EXCERPTED DATA Block Start

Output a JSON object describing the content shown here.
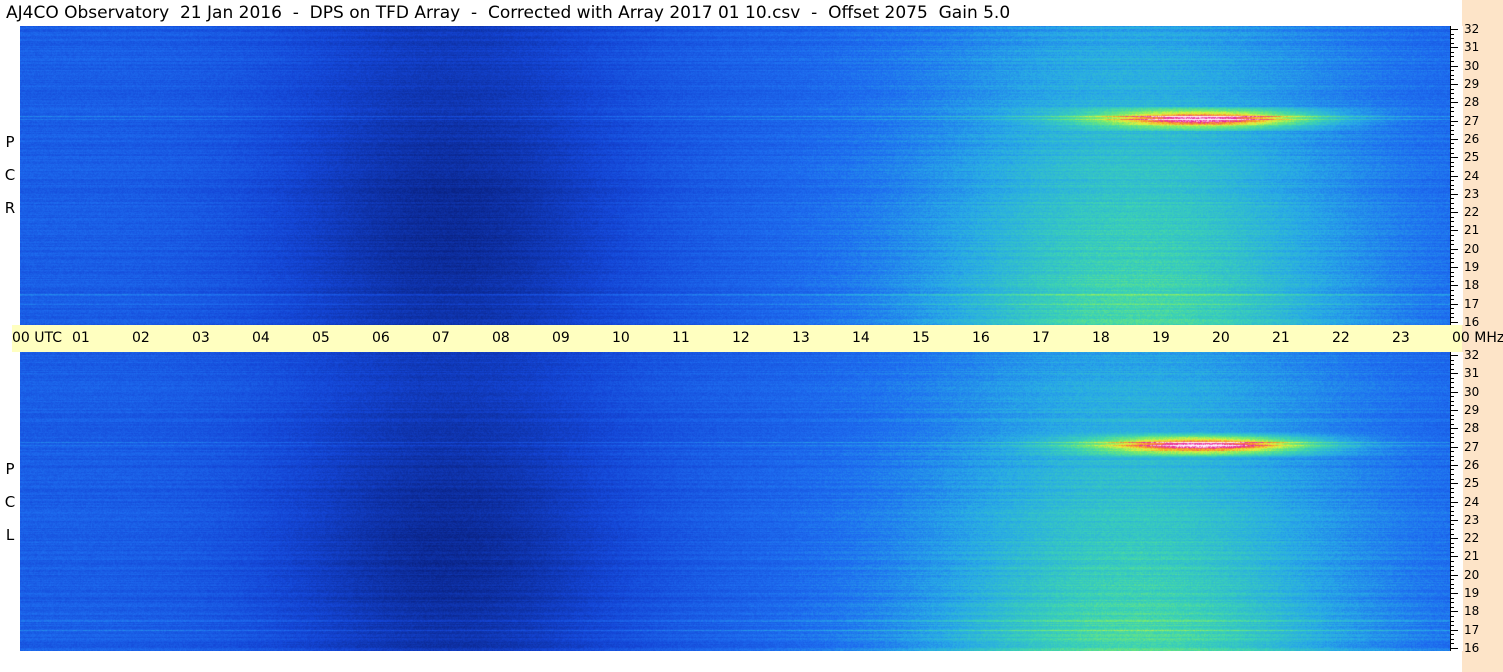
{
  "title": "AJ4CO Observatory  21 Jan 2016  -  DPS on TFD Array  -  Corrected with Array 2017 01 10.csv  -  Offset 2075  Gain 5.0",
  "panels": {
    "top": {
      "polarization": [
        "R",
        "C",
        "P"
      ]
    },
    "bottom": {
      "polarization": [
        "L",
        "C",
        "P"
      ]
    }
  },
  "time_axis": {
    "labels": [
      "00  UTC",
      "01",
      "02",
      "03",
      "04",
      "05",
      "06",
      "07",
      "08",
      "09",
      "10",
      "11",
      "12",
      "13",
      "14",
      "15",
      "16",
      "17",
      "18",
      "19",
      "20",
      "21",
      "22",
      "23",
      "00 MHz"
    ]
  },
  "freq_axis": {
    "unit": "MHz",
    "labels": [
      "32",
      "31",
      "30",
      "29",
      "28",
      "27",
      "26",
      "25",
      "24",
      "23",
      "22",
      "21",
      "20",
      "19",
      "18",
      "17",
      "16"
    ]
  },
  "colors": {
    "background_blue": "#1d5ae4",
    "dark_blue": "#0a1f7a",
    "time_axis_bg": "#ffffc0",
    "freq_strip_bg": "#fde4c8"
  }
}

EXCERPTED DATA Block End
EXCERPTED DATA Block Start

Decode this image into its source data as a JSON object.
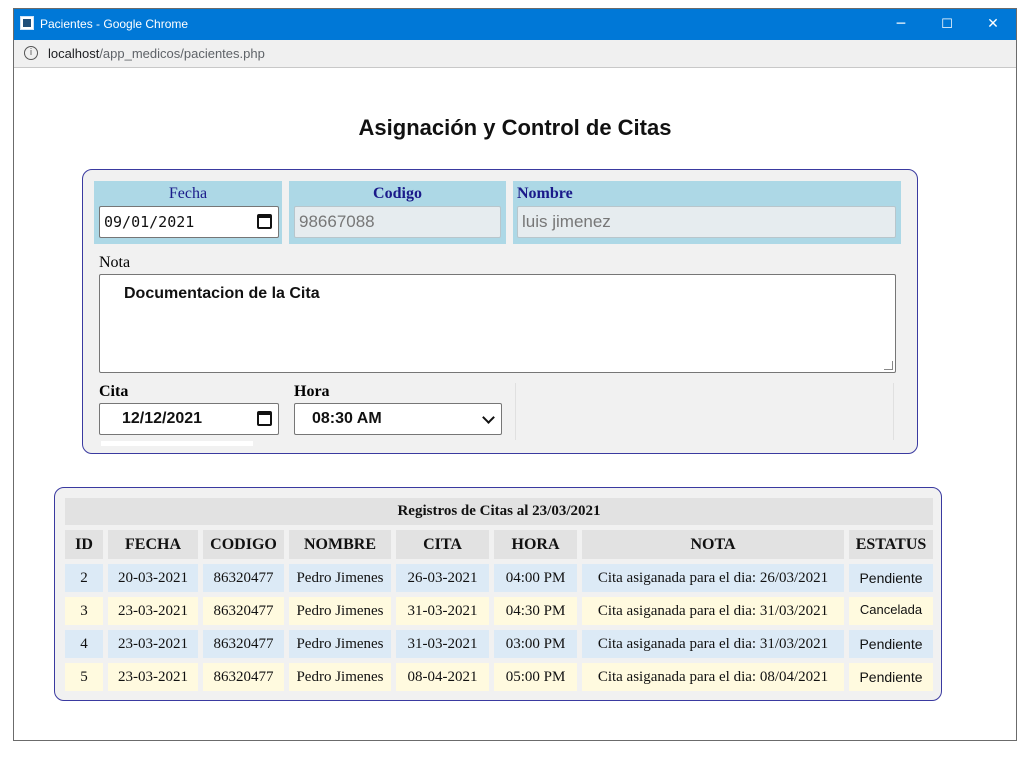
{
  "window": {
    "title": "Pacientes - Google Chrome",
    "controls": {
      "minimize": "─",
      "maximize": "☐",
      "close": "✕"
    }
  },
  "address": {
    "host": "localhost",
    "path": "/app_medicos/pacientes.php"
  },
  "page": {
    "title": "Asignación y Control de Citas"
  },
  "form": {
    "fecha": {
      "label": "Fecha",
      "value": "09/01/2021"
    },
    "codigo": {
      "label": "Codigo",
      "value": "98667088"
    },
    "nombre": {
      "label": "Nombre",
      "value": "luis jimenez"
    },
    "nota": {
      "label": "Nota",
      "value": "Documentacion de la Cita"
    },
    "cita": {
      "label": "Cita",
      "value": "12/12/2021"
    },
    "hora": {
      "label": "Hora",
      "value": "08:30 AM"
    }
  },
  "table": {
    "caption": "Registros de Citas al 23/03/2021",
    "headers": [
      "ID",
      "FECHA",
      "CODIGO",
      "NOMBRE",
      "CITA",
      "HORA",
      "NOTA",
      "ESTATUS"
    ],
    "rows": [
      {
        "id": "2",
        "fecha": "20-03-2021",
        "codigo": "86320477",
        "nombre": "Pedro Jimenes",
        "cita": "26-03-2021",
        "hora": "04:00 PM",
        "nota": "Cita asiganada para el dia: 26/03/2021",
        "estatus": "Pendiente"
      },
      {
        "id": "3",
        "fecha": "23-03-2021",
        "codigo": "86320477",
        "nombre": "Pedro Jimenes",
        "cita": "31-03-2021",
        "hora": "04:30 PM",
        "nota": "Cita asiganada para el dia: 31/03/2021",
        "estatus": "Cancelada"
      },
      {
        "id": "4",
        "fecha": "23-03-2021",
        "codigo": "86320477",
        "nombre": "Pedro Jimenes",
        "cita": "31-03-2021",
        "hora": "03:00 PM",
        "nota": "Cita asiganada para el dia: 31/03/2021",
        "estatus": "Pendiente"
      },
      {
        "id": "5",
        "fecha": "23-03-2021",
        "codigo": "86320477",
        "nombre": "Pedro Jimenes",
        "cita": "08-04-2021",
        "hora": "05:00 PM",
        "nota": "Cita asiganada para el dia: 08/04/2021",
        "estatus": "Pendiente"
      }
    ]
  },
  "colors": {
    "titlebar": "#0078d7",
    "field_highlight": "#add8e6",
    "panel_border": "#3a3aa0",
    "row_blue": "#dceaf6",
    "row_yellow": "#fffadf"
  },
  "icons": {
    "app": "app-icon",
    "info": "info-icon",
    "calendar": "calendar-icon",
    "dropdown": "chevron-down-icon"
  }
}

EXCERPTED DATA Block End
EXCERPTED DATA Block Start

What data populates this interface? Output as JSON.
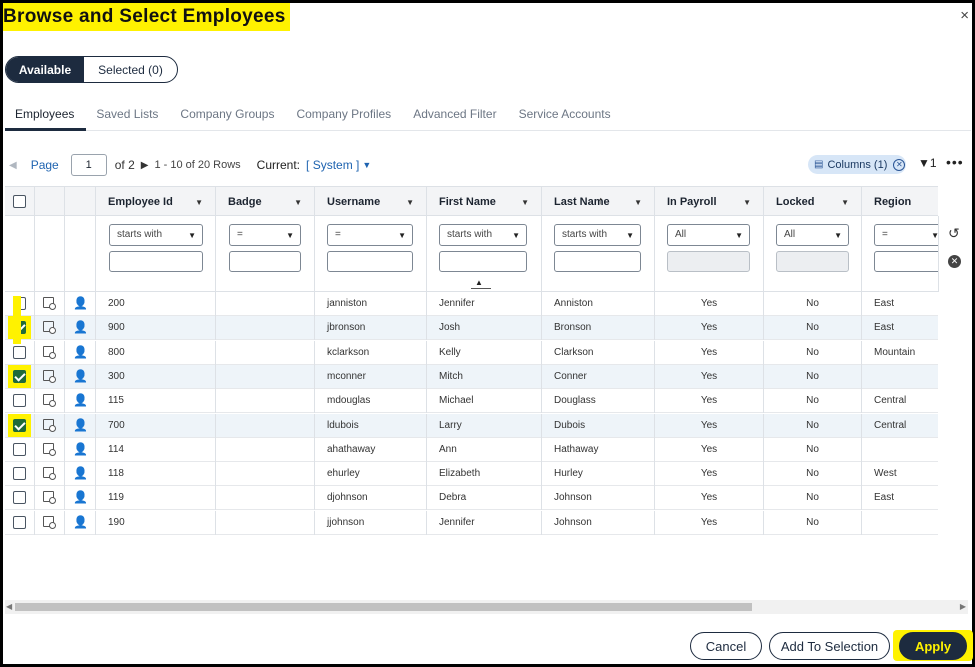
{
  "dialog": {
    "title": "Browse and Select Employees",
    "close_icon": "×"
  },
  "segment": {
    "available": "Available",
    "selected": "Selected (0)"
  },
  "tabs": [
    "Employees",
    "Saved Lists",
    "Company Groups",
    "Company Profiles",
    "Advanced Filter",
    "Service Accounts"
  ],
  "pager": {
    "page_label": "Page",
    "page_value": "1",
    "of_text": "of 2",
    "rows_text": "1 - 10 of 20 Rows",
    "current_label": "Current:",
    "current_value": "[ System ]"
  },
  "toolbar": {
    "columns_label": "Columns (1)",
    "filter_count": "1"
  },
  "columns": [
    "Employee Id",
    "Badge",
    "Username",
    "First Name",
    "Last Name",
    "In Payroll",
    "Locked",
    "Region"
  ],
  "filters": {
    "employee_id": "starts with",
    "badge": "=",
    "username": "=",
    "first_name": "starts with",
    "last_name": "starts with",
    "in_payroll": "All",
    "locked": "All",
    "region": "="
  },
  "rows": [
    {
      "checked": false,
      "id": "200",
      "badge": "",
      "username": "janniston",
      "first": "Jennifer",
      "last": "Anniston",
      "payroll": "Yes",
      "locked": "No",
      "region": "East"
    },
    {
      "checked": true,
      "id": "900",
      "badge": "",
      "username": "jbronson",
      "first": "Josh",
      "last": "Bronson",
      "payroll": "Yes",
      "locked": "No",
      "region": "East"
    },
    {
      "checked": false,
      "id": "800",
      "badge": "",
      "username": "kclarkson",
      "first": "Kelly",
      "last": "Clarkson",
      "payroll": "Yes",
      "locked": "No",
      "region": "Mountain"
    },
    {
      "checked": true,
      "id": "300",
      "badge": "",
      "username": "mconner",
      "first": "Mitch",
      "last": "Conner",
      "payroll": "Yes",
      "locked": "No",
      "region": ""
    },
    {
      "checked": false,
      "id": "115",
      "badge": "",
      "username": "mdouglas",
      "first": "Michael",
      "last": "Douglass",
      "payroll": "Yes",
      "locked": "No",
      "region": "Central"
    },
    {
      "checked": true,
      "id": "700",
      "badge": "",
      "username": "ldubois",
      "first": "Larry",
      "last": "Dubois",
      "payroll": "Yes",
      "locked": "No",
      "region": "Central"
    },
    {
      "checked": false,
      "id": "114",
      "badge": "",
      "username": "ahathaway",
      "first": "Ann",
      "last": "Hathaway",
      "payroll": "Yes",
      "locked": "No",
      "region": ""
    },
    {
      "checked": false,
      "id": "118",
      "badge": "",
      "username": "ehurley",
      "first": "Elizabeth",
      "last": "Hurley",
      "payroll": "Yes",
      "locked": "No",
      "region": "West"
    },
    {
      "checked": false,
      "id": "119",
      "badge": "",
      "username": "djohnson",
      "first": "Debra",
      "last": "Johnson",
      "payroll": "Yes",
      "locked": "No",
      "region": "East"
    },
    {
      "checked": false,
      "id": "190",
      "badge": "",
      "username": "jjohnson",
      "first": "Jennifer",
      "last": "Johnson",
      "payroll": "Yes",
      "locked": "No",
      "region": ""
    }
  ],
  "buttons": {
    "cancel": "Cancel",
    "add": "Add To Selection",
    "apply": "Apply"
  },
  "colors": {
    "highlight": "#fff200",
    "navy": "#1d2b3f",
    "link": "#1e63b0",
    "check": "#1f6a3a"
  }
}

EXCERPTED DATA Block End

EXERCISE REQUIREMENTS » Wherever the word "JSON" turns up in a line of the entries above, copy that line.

EXERCISE RESULT »
Output a JSON object describing the content shown here.
Decode this image into its source data as a JSON object.
What data populates this interface? Output as JSON.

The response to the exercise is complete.